(Records from a data collection)
^^^^^^^^
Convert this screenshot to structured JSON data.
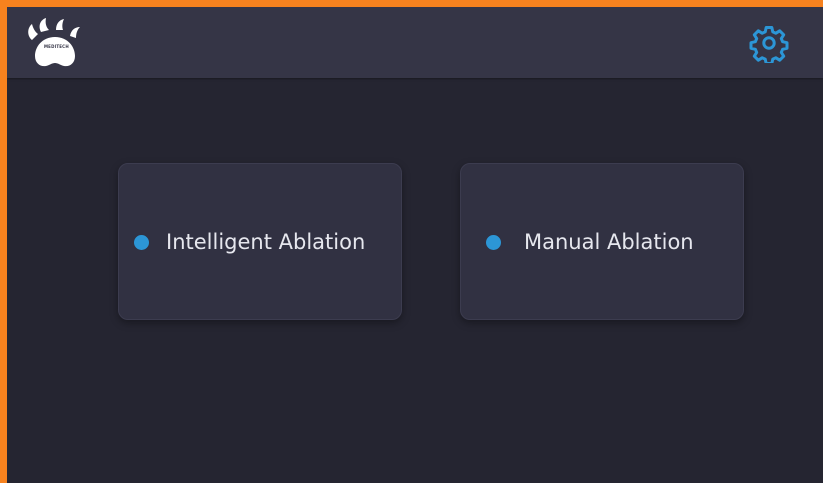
{
  "header": {
    "logo_text": "MEDITECH",
    "settings_icon": "gear-icon"
  },
  "modes": [
    {
      "label": "Intelligent Ablation",
      "indicator_color": "#2c96d6"
    },
    {
      "label": "Manual Ablation",
      "indicator_color": "#2c96d6"
    }
  ],
  "colors": {
    "frame": "#f7821e",
    "background": "#252531",
    "topbar": "#353546",
    "card": "#313142",
    "accent": "#2c96d6",
    "text": "#e6e7ee"
  }
}
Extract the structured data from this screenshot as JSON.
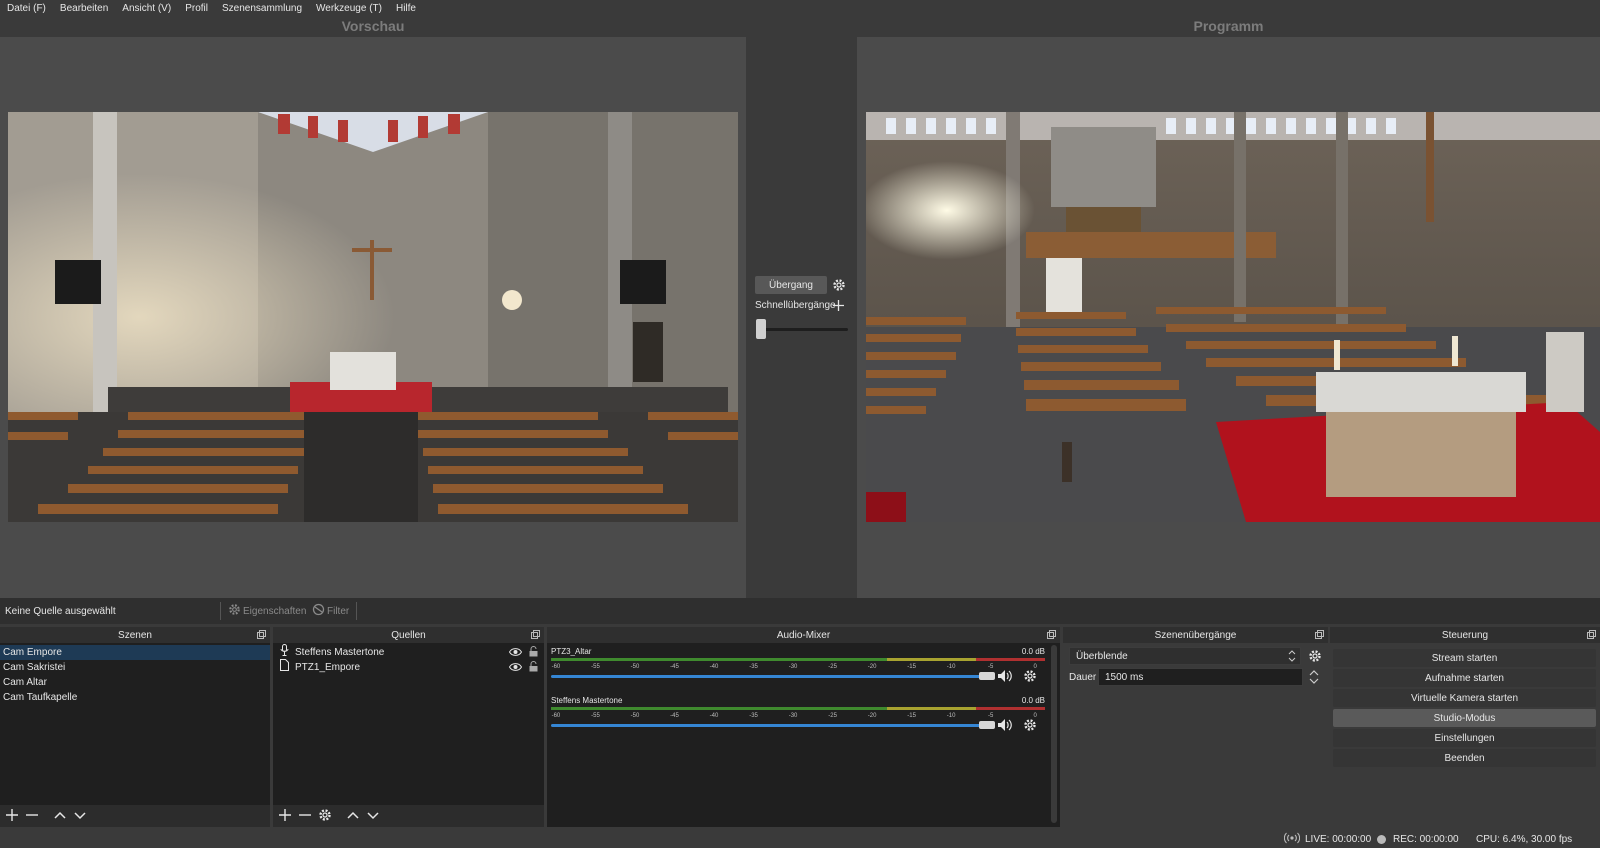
{
  "menu": [
    "Datei (F)",
    "Bearbeiten",
    "Ansicht (V)",
    "Profil",
    "Szenensammlung",
    "Werkzeuge (T)",
    "Hilfe"
  ],
  "preview": {
    "label": "Vorschau"
  },
  "program": {
    "label": "Programm"
  },
  "transition": {
    "button": "Übergang",
    "quick_label": "Schnellübergänge",
    "icons": [
      "gear-icon",
      "plus-icon"
    ]
  },
  "context": {
    "no_source": "Keine Quelle ausgewählt",
    "properties": "Eigenschaften",
    "filter": "Filter"
  },
  "scenes": {
    "title": "Szenen",
    "items": [
      {
        "label": "Cam Empore",
        "selected": true
      },
      {
        "label": "Cam Sakristei",
        "selected": false
      },
      {
        "label": "Cam Altar",
        "selected": false
      },
      {
        "label": "Cam Taufkapelle",
        "selected": false
      }
    ]
  },
  "sources": {
    "title": "Quellen",
    "items": [
      {
        "label": "Steffens Mastertone",
        "icon": "microphone-icon"
      },
      {
        "label": "PTZ1_Empore",
        "icon": "file-icon"
      }
    ]
  },
  "mixer": {
    "title": "Audio-Mixer",
    "ticks": [
      "-60",
      "-55",
      "-50",
      "-45",
      "-40",
      "-35",
      "-30",
      "-25",
      "-20",
      "-15",
      "-10",
      "-5",
      "0"
    ],
    "channels": [
      {
        "name": "PTZ3_Altar",
        "db": "0.0 dB",
        "volume": 1.0
      },
      {
        "name": "Steffens Mastertone",
        "db": "0.0 dB",
        "volume": 1.0
      }
    ]
  },
  "transitions_dock": {
    "title": "Szenenübergänge",
    "selected": "Überblende",
    "duration_label": "Dauer",
    "duration_value": "1500 ms"
  },
  "controls": {
    "title": "Steuerung",
    "buttons": [
      {
        "label": "Stream starten",
        "active": false
      },
      {
        "label": "Aufnahme starten",
        "active": false
      },
      {
        "label": "Virtuelle Kamera starten",
        "active": false
      },
      {
        "label": "Studio-Modus",
        "active": true
      },
      {
        "label": "Einstellungen",
        "active": false
      },
      {
        "label": "Beenden",
        "active": false
      }
    ]
  },
  "status": {
    "live": "LIVE: 00:00:00",
    "rec": "REC: 00:00:00",
    "cpu": "CPU: 6.4%, 30.00 fps"
  },
  "colors": {
    "accent": "#3586d4",
    "selection": "#1e3a55",
    "meter_green": "#3f8a2e",
    "meter_yellow": "#a8a330",
    "meter_red": "#b03030"
  }
}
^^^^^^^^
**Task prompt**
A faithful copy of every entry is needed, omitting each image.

**Task solution**
Convert this screenshot to structured JSON data.
{
  "header": {
    "logo_text": "MEDITECH",
    "settings_icon": "gear-icon"
  },
  "modes": [
    {
      "label": "Intelligent Ablation",
      "indicator_color": "#2c96d6"
    },
    {
      "label": "Manual Ablation",
      "indicator_color": "#2c96d6"
    }
  ],
  "colors": {
    "frame": "#f7821e",
    "background": "#252531",
    "topbar": "#353546",
    "card": "#313142",
    "accent": "#2c96d6",
    "text": "#e6e7ee"
  }
}
Extract the structured data from this screenshot as JSON.
{
  "menu": [
    "Datei (F)",
    "Bearbeiten",
    "Ansicht (V)",
    "Profil",
    "Szenensammlung",
    "Werkzeuge (T)",
    "Hilfe"
  ],
  "preview": {
    "label": "Vorschau"
  },
  "program": {
    "label": "Programm"
  },
  "transition": {
    "button": "Übergang",
    "quick_label": "Schnellübergänge",
    "icons": [
      "gear-icon",
      "plus-icon"
    ]
  },
  "context": {
    "no_source": "Keine Quelle ausgewählt",
    "properties": "Eigenschaften",
    "filter": "Filter"
  },
  "scenes": {
    "title": "Szenen",
    "items": [
      {
        "label": "Cam Empore",
        "selected": true
      },
      {
        "label": "Cam Sakristei",
        "selected": false
      },
      {
        "label": "Cam Altar",
        "selected": false
      },
      {
        "label": "Cam Taufkapelle",
        "selected": false
      }
    ]
  },
  "sources": {
    "title": "Quellen",
    "items": [
      {
        "label": "Steffens Mastertone",
        "icon": "microphone-icon"
      },
      {
        "label": "PTZ1_Empore",
        "icon": "file-icon"
      }
    ]
  },
  "mixer": {
    "title": "Audio-Mixer",
    "ticks": [
      "-60",
      "-55",
      "-50",
      "-45",
      "-40",
      "-35",
      "-30",
      "-25",
      "-20",
      "-15",
      "-10",
      "-5",
      "0"
    ],
    "channels": [
      {
        "name": "PTZ3_Altar",
        "db": "0.0 dB",
        "volume": 1.0
      },
      {
        "name": "Steffens Mastertone",
        "db": "0.0 dB",
        "volume": 1.0
      }
    ]
  },
  "transitions_dock": {
    "title": "Szenenübergänge",
    "selected": "Überblende",
    "duration_label": "Dauer",
    "duration_value": "1500 ms"
  },
  "controls": {
    "title": "Steuerung",
    "buttons": [
      {
        "label": "Stream starten",
        "active": false
      },
      {
        "label": "Aufnahme starten",
        "active": false
      },
      {
        "label": "Virtuelle Kamera starten",
        "active": false
      },
      {
        "label": "Studio-Modus",
        "active": true
      },
      {
        "label": "Einstellungen",
        "active": false
      },
      {
        "label": "Beenden",
        "active": false
      }
    ]
  },
  "status": {
    "live": "LIVE: 00:00:00",
    "rec": "REC: 00:00:00",
    "cpu": "CPU: 6.4%, 30.00 fps"
  },
  "colors": {
    "accent": "#3586d4",
    "selection": "#1e3a55",
    "meter_green": "#3f8a2e",
    "meter_yellow": "#a8a330",
    "meter_red": "#b03030"
  }
}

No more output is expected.